Written by: Shosha
Translations by: Ahmad Amaireh
Copy Editor: Eliza Marks

Art work: T. A


Should it really be mandatory to be accompanied by either a woman or a foreigner to be granted entry in Amman’s recreational spaces? And is it actually fair to be denied your right to have fun for whatever reason that may be? It’s my belief that each person must know their right as a citizen and not belittle such issues, as it affects each and every one of us. And getting to the root cause of this problem would ease the confusion around such discrimination and help resolve it.


Families only: Race, gender and class in Amman’s leisure spaces

One day, my four friends and I were entering this bar called Chaos, located in Amman, near Jordan Hospital. Being one of their frequent customers, I entered without a second thought, but soon after, I noticed that none of my friends were behind me. The host was saying to my friends, “Where do you think you’re going? You can’t come in unless you have girls with you!”  The host had denied them entry, and we couldn’t all get in even though the place was empty.


Either a car or a girl

On a Thursday, I was trying to enter City Mall to exchange an item I bought from one of its stores, when I was stopped by the security guards and denied entry because it was “Families only day.” My only solution was to either have a girl with me or a car, since weirdly enough, the same exact policy doesn’t apply to the mall’s garage gates. Since I had neither, I tried to enter from another gate, but that same security guard had the guts to inform his fellow colleagues right in front of me. I was faced with a police officer screaming in my face: “What’s your problem? The owner of the mall has the right to grant and deny entry to whomever he pleases.” Ironically, the same police officer could be put in the same exact situation, yet he shows complete support for the policy. I dare call this policy classist, for it doesn’t let a guy enter but happily allows a guy with a car on him in. 


Not every girl or foreigner is who they seem to be

I remember vividly, one night as I was waiting in the queue to enter a pop-up club that’s located in Amman, Wadi Saqra called CLSTR. And as my turn was up, my “Arab-looking” friend and I were denied entry. At the same time, I saw a bunch of white guys in front of us happily let in. I asked the guard about why we weren’t let in but these other guys were, to which he replied nonchalantly, “We were instructed by the Ministry of Tourism to allow easy access to non-Jordanians.” In shock, I proceeded to ask him, “And how come you assumed I’m Jordanian, I could be Iraqi or Syrian.” I was surprised by his dismissive reaction as he ignored me and let in people behind me. This was such an obvious case of white privilege, one that showed how the club’s “couple policy” no longer applied in the face of such a race.  

Since their issue was that I didn’t have girls with me, I invited three of my girl-friends to party together at the same club. We went, hoping to dance like no tomorrow, but were yet again surprised when we were still denied entry.d When we inquired this time, we were told, “we’re on full capacity tonight.” We knew that was simply untrue, as he shamelessly let the people behind enter, and realized later that it was due to the fact that the girls who accompanied us were black.

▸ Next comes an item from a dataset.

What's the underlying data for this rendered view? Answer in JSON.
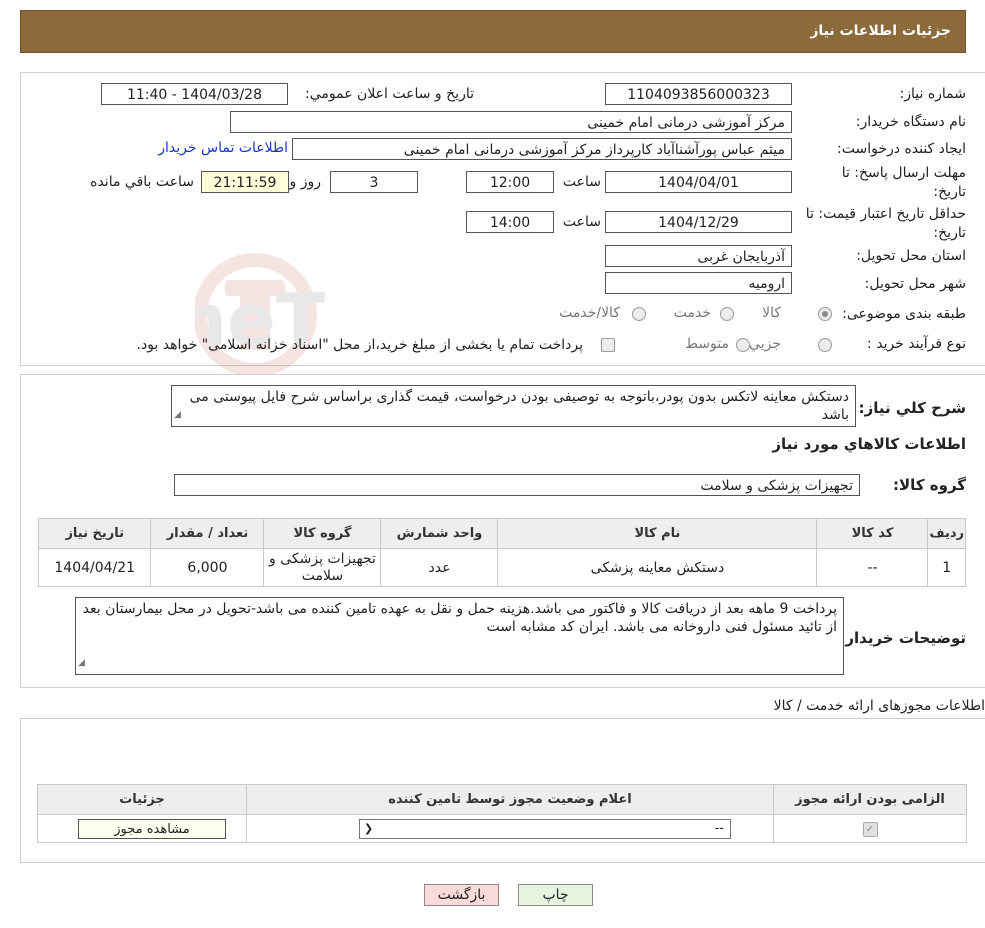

He obviously didn’t disclose that, but he didn’t have to. On that day I further realized how skin color can trump both class and gender. 


Not every couple is a “couple” 

I started getting anxious about going to places only to be denied entry, so I started calling in before showing up. On one night, I decided to go out with my boyfriend to this party Café de Paris in Jabal Al Weibdeh, so to inquire about their entry policy, I contacted their phone number:

Them – Hello, Café de Paris.
Me – Hello, I wanted to ask, is tonight’s party for everyone or couples only?
Them – Couples only
Me – Cool, so my boyfriend and I can get in?
Them – Sorry, no. 

I felt that my relationship wasn’t valid in their eyes, as if there were a banner on the door that says. “No homosexuals.” 


In conclusion, 

I believe we need to reconsider the primary purpose of recreational spaces: entertainment and stress relief… Their role is not to discriminate, especially so overtly that we want to forget about them or flee when we are at their doorstep. Classicism, homophobia, misogyny, and racism should never be practiced there, nor should socio-economic status. It’s starting to feel as if I’m applying for a visa to somewhere like Canada!